And of course, many progressives recognize the virtues of local produce and shop at local farmers’ markets. But, regardless of good intentions, it’s pretty hard to know where your money is flowing off to. When a community’s resources dry up, it’s harder to find out where they are than where they aren’t. Increasingly, wealth is fleeing from large and small communities the U.S., and this is manifestly clear in the mountains of debt being amassed by individuals and governments that cannot, like our increasingly subsidized corporations, shift assets around the globe with impunity.
Debt is a problem regardless of national boundaries. But they are linked. Debt is an expression of a desire to increase the living standards of an individual or a group, with the cost deferred in some way—to another point in space or time in which no stakeholder is, in the medium- to long-term, or possibly in any term, is going to demand her money back plus interest—a new economic landfill, as it were. In a very direct sense, the fluctuations of interest rates reflect the costs of holding money rather than letting someone use it—which is why banks have stopped lending out their money. We are nearly out of landfills, global capital flows are frozen, and collection calls are affecting everyone.
In a condition of worldwide credit breakdown, depleted resources, and unclear geopolitical dominance, communitarians across the political spectrum need to create a diverse group sovereignty in the name of greater independence—in credit and trade, just as in energy. Our industry and our military will contract soon, regardless of how we arrange deck chairs on the Titanic.
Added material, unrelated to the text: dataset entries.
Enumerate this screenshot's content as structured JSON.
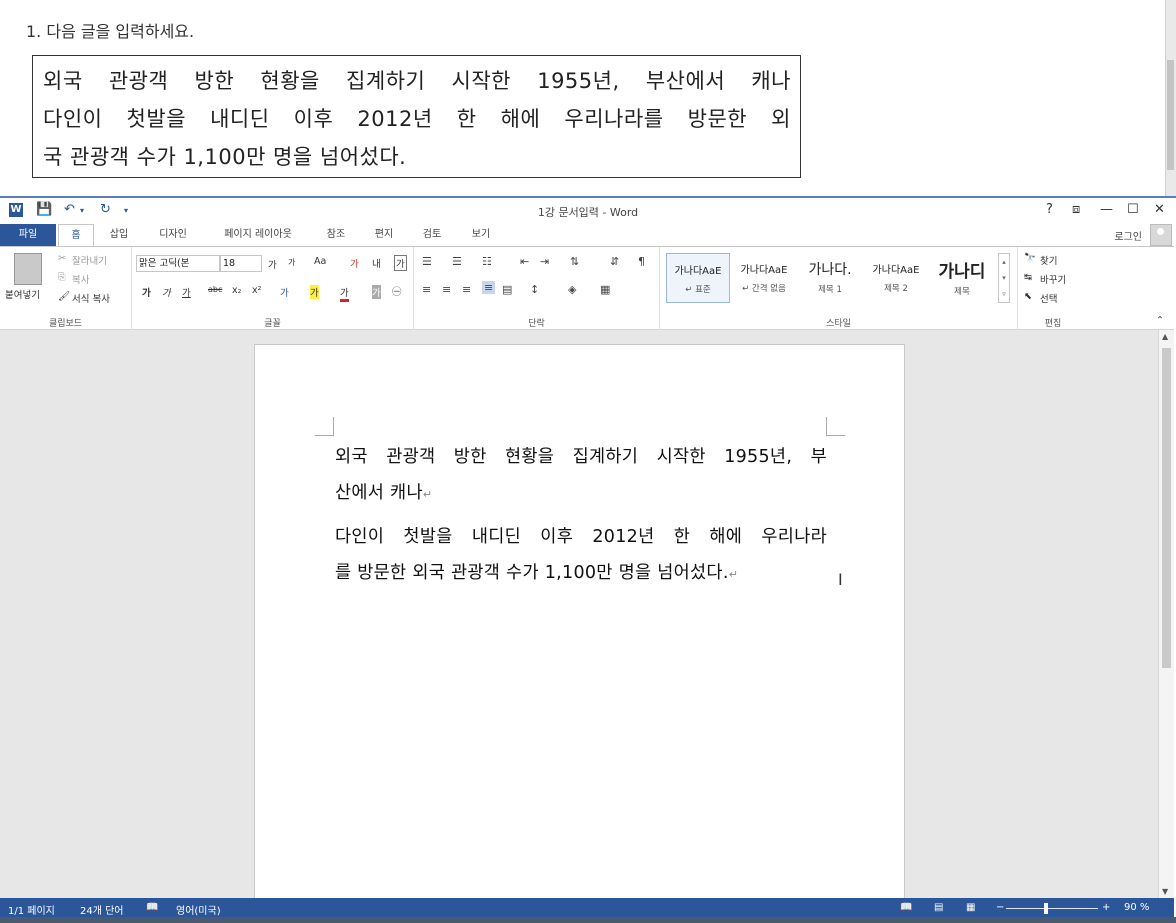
{
  "instruction": "1. 다음 글을 입력하세요.",
  "passage_lines": [
    "외국 관광객 방한 현황을 집계하기 시작한 1955년, 부산에서 캐나",
    "다인이 첫발을 내디딘 이후 2012년 한 해에 우리나라를 방문한 외",
    "국 관광객 수가 1,100만 명을 넘어섰다."
  ],
  "word": {
    "title": "1강 문서입력 - Word",
    "file_tab": "파일",
    "tabs": [
      "홈",
      "삽입",
      "디자인",
      "페이지 레이아웃",
      "참조",
      "편지",
      "검토",
      "보기"
    ],
    "login": "로그인",
    "window_buttons": {
      "help": "?",
      "ribbon_display": "⧈",
      "minimize": "—",
      "maximize": "☐",
      "close": "✕"
    },
    "clipboard": {
      "paste": "붙여넣기",
      "cut": "잘라내기",
      "copy": "복사",
      "format_painter": "서식 복사",
      "label": "클립보드"
    },
    "font": {
      "name": "맑은 고딕(본",
      "size": "18",
      "grow": "가",
      "shrink": "가",
      "case": "Aa",
      "clear": "가",
      "phonetic": "내",
      "border_char": "가",
      "bold": "가",
      "italic": "가",
      "underline": "가",
      "strike": "abc",
      "sub": "x₂",
      "sup": "x²",
      "effects": "가",
      "highlight": "가",
      "color": "가",
      "shade": "가",
      "enclose": "㊀",
      "label": "글꼴"
    },
    "paragraph": {
      "label": "단락"
    },
    "styles": {
      "items": [
        {
          "sample": "가나다AaE",
          "name": "↵ 표준"
        },
        {
          "sample": "가나다AaE",
          "name": "↵ 간격 없음"
        },
        {
          "sample": "가나다.",
          "name": "제목 1"
        },
        {
          "sample": "가나다AaE",
          "name": "제목 2"
        },
        {
          "sample": "가나디",
          "name": "제목"
        }
      ],
      "label": "스타일"
    },
    "editing": {
      "find": "찾기",
      "replace": "바꾸기",
      "select": "선택",
      "label": "편집"
    },
    "document_lines": [
      {
        "text": "외국 관광객 방한 현황을 집계하기 시작한 1955년, 부",
        "mark": ""
      },
      {
        "text": "산에서 캐나",
        "mark": "↵"
      },
      {
        "text": "다인이 첫발을 내디딘 이후 2012년 한 해에 우리나라",
        "mark": ""
      },
      {
        "text": "를 방문한 외국 관광객 수가 1,100만 명을 넘어섰다.",
        "mark": "↵"
      }
    ],
    "status": {
      "page": "1/1 페이지",
      "words": "24개 단어",
      "language": "영어(미국)",
      "zoom": "90 %",
      "zoom_minus": "−",
      "zoom_plus": "+"
    },
    "colors": {
      "accent": "#2b579a",
      "status_bar": "#2b579a"
    }
  }
}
But if what little we produce is going to benefit the producers for some time to come, we must face down the abyss of desire represented by credit, and work out a new vision of shared austerity. ◊
Grateful acknowledgements to Kristen Cox for info on Chicago debt and credit relief organizations.